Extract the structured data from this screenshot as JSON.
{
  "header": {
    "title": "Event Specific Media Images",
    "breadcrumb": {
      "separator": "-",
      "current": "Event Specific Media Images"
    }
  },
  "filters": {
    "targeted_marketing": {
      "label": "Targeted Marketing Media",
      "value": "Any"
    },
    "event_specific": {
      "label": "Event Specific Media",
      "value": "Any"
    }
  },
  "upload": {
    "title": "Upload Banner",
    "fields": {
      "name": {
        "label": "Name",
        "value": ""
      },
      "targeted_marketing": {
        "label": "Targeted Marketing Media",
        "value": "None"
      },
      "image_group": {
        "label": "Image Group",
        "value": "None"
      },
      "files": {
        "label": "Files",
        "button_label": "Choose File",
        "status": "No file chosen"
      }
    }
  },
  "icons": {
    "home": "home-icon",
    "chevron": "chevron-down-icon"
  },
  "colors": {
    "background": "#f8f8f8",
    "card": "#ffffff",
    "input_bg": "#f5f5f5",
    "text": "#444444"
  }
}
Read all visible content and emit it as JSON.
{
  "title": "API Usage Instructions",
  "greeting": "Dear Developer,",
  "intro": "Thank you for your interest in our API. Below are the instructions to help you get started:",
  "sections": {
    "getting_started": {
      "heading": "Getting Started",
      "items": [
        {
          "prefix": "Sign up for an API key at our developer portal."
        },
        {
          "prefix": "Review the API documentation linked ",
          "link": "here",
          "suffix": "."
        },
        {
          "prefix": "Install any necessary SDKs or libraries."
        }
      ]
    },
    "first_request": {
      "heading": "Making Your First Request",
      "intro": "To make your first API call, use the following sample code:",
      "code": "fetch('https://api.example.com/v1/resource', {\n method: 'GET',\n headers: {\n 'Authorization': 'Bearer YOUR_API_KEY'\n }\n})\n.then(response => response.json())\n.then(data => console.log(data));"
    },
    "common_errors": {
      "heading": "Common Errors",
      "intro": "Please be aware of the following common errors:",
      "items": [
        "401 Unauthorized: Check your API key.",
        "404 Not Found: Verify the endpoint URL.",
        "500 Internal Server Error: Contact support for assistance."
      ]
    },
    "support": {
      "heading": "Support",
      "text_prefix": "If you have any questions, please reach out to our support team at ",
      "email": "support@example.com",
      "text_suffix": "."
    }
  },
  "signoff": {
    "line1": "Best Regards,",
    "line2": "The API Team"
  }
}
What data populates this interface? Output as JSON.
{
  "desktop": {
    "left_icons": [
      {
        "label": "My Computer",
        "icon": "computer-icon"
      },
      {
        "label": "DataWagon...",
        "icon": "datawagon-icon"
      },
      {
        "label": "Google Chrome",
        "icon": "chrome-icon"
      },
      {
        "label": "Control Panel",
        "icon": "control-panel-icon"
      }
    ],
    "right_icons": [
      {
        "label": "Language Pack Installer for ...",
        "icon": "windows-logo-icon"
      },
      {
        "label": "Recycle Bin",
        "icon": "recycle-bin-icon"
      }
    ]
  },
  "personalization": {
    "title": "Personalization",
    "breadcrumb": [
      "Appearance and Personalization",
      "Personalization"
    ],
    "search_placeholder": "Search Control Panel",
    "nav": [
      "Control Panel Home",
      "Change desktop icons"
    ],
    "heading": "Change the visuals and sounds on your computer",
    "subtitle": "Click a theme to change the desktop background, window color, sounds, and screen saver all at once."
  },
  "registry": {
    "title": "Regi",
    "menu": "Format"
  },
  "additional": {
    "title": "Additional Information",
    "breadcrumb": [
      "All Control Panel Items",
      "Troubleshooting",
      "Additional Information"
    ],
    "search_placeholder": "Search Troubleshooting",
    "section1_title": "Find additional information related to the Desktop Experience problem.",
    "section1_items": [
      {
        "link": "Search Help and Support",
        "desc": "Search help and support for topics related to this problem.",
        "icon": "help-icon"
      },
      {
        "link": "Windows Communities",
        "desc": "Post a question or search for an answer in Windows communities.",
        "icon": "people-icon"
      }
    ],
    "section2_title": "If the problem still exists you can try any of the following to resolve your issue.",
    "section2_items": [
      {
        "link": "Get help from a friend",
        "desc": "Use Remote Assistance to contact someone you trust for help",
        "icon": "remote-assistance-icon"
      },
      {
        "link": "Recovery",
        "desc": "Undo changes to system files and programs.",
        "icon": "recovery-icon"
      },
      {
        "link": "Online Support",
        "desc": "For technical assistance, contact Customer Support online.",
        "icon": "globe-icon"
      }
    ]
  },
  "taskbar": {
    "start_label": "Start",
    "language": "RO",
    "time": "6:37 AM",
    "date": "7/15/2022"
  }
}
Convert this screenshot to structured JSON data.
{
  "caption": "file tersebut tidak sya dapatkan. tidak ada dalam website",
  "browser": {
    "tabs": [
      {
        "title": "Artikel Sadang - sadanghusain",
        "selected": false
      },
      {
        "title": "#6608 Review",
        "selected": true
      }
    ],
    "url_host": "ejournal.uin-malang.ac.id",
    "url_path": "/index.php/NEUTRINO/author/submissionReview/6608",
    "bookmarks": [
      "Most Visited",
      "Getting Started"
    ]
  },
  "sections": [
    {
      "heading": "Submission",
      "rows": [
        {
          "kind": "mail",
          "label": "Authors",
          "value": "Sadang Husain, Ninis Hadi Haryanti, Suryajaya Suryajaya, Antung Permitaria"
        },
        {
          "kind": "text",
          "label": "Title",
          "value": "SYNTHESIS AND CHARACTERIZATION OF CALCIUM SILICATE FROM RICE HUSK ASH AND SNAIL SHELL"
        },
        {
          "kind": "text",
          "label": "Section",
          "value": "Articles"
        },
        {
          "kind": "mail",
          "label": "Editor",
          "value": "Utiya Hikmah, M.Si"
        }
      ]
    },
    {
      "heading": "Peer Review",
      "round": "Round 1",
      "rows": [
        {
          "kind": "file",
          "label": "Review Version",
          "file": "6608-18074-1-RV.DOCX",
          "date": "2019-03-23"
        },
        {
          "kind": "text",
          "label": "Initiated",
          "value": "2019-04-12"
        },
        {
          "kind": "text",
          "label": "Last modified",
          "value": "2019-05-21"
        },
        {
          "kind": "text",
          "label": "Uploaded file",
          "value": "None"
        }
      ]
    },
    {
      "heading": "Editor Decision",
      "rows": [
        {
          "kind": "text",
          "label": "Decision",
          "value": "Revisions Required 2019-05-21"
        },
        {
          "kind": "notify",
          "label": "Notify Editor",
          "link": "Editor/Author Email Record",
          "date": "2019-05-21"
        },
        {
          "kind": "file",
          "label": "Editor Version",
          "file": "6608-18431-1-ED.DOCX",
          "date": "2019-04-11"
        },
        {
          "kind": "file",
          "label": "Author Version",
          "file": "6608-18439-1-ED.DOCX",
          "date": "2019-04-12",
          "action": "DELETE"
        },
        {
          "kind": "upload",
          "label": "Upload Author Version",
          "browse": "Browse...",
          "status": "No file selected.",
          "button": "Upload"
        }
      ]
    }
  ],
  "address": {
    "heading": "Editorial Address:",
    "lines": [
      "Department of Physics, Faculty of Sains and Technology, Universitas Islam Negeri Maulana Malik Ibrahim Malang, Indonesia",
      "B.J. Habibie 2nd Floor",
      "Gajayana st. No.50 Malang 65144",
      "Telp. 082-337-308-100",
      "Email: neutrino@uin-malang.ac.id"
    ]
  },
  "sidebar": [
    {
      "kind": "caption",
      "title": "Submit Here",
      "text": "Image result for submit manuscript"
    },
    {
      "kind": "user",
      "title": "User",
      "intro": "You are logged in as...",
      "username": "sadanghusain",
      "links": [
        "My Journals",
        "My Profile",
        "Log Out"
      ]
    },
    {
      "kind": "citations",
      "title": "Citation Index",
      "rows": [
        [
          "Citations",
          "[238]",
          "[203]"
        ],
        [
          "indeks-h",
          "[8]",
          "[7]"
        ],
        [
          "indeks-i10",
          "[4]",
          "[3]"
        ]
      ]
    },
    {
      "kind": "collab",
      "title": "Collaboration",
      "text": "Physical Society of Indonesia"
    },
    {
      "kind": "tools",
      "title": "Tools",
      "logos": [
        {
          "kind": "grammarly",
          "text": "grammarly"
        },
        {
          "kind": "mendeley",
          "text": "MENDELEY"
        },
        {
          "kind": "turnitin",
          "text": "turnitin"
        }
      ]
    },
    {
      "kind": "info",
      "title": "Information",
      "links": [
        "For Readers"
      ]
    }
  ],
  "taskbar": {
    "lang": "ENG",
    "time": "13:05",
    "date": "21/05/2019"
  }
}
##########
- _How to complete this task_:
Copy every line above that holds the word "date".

- _Reply_:
    "date": "7/15/2022"
          "date": "2019-03-23"
          "date": "2019-05-21"
          "date": "2019-04-11"
          "date": "2019-04-12",
    "date": "21/05/2019"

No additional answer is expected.